Problem description:
The data should be duplicated exactly, with every word kept as it is.

[Interface dataset entries]
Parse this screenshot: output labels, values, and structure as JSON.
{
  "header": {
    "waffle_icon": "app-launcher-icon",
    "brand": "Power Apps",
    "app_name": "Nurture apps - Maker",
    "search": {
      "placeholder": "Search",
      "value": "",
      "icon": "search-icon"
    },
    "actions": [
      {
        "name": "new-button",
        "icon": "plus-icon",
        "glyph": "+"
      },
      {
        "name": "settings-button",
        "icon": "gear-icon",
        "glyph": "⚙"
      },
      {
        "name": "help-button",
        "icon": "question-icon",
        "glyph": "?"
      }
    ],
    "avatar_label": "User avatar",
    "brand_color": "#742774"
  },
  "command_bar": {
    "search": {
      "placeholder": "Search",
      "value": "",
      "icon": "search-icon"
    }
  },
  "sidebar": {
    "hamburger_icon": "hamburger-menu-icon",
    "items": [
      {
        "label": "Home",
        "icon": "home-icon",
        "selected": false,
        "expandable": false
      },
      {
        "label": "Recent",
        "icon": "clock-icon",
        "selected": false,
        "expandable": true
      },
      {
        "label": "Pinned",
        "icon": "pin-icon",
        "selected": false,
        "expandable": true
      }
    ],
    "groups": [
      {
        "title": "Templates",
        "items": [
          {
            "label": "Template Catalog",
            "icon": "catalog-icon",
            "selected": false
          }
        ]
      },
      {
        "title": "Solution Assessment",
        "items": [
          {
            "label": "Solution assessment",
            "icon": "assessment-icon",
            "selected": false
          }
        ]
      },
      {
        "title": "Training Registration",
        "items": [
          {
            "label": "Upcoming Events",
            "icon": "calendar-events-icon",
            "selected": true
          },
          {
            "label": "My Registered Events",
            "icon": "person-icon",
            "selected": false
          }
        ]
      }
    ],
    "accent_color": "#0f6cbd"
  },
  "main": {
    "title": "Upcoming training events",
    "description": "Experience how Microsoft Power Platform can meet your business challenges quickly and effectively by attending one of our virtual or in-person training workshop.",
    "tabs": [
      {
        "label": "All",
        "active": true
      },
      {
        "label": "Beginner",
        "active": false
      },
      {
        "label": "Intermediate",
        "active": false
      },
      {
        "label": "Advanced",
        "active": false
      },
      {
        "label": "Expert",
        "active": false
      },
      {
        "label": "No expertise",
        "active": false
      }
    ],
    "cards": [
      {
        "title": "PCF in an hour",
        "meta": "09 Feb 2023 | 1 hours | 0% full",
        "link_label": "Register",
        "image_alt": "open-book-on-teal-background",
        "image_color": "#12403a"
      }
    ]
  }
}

Result:
Parse this screenshot: output labels, values, and structure as JSON.
{
  "header": {
    "waffle_icon": "app-launcher-icon",
    "brand": "Power Apps",
    "app_name": "Nurture apps - Maker",
    "search": {
      "placeholder": "Search",
      "value": "",
      "icon": "search-icon"
    },
    "actions": [
      {
        "name": "new-button",
        "icon": "plus-icon",
        "glyph": "+"
      },
      {
        "name": "settings-button",
        "icon": "gear-icon",
        "glyph": "⚙"
      },
      {
        "name": "help-button",
        "icon": "question-icon",
        "glyph": "?"
      }
    ],
    "avatar_label": "User avatar",
    "brand_color": "#742774"
  },
  "command_bar": {
    "search": {
      "placeholder": "Search",
      "value": "",
      "icon": "search-icon"
    }
  },
  "sidebar": {
    "hamburger_icon": "hamburger-menu-icon",
    "items": [
      {
        "label": "Home",
        "icon": "home-icon",
        "selected": false,
        "expandable": false
      },
      {
        "label": "Recent",
        "icon": "clock-icon",
        "selected": false,
        "expandable": true
      },
      {
        "label": "Pinned",
        "icon": "pin-icon",
        "selected": false,
        "expandable": true
      }
    ],
    "groups": [
      {
        "title": "Templates",
        "items": [
          {
            "label": "Template Catalog",
            "icon": "catalog-icon",
            "selected": false
          }
        ]
      },
      {
        "title": "Solution Assessment",
        "items": [
          {
            "label": "Solution assessment",
            "icon": "assessment-icon",
            "selected": false
          }
        ]
      },
      {
        "title": "Training Registration",
        "items": [
          {
            "label": "Upcoming Events",
            "icon": "calendar-events-icon",
            "selected": true
          },
          {
            "label": "My Registered Events",
            "icon": "person-icon",
            "selected": false
          }
        ]
      }
    ],
    "accent_color": "#0f6cbd"
  },
  "main": {
    "title": "Upcoming training events",
    "description": "Experience how Microsoft Power Platform can meet your business challenges quickly and effectively by attending one of our virtual or in-person training workshop.",
    "tabs": [
      {
        "label": "All",
        "active": true
      },
      {
        "label": "Beginner",
        "active": false
      },
      {
        "label": "Intermediate",
        "active": false
      },
      {
        "label": "Advanced",
        "active": false
      },
      {
        "label": "Expert",
        "active": false
      },
      {
        "label": "No expertise",
        "active": false
      }
    ],
    "cards": [
      {
        "title": "PCF in an hour",
        "meta": "09 Feb 2023 | 1 hours | 0% full",
        "link_label": "Register",
        "image_alt": "open-book-on-teal-background",
        "image_color": "#12403a"
      }
    ]
  }
}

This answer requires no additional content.